Russian President Vladimir Putin has warned that there will be "problems" with neighboring Finland, after the country joined the North Atlantic Treaty Organization (NATO) earlier this year.

In a recent interview broadcast on Russia 1 TV channel, Putin said Russia will create a “Leningrad military district” in the region, concentrating military units there as a response to Finland's NATO membership.

“They (the West) took Finland and dragged it into NATO! Why, did we have any disputes with Finland? All disputes, including those of a territorial nature in the middle of the 20th Century, have all been resolved long ago,” Putin said in an interview published on Sunday.

Earlier this month, US President Joe Biden issued a warning that Putin would "keep going" if he took control of Ukraine, implying that Russia may eventually attack a NATO ally and draw US forces into combat. Putin dismissed Biden's comments as “complete nonsense.”

Moscow has no territorial claims in any of the NATO member states, the Russian president stated, adding that Russia “has no reason, no interest, no geopolitical interest, neither economic, political, nor military to fight with NATO countries.”

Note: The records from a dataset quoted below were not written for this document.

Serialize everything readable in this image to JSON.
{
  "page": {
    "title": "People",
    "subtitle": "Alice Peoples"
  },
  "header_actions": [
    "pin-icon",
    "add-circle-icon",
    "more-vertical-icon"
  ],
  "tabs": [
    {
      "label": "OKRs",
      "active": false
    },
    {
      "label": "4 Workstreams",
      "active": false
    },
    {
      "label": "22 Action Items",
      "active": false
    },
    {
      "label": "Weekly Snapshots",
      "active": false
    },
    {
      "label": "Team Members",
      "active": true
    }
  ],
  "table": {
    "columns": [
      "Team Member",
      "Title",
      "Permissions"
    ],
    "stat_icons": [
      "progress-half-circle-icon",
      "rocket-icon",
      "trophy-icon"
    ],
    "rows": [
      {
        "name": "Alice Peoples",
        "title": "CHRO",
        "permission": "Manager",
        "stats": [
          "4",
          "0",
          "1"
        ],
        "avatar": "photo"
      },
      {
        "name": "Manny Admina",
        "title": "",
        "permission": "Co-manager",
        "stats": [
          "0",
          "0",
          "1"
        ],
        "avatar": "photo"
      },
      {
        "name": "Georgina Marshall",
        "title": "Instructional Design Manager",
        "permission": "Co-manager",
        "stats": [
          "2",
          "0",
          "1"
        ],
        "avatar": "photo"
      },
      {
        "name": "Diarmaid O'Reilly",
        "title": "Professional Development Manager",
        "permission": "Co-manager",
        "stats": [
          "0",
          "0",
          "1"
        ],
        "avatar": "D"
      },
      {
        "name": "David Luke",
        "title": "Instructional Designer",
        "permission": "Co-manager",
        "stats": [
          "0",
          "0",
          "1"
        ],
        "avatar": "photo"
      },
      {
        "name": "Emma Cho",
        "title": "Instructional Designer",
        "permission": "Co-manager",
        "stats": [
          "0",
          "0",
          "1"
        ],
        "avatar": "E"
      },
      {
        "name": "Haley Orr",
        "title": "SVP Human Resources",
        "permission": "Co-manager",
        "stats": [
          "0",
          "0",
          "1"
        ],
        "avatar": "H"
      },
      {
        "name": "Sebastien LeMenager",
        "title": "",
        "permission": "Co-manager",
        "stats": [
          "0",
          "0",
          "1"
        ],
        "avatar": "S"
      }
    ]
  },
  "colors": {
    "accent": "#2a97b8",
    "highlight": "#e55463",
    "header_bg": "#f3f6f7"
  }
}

“There is no desire to spoil relations with them (NATO countries). We are interested in developing relations,” Putin added.

In April, Finland became the 31st member of the NATO military alliance, doubling the length of member states' borders with Russia and bolstering its eastern flank amid the ongoing war in Ukraine. Once part of the Russian Empire, Finland shares a 1,340-kilometer (830 miles) border with Russia.

Finland’s decision to join the military alliance was triggered by Russia’s invasion of Ukraine. With this decision, the Nordic country put an end to a decades-long modern history of military non-alignment.

NATO was founded in 1949 as a way for Western powers to respond to the growing influence of the Soviet Union. Under a premise covered by Article 5, an attack on one NATO member state is considered an attack on all others, and each state is obliged to support the other members.

Finland’s full NATO membership designs a new security architecture for the country and the entire military alliance. It paves the way for the military bloc to encircle St. Petersburg and expand its presence across the strategic Arctic Circle.

Russia, whose invasion of Ukraine sparked global outrage, has long bristled about NATO moving closer to its borders. Officials in Moscow have repeatedly claimed that the deployment of the alliance’s troops threatens stability near the country’s borders and may trigger a strong response from Russia to ensure its security.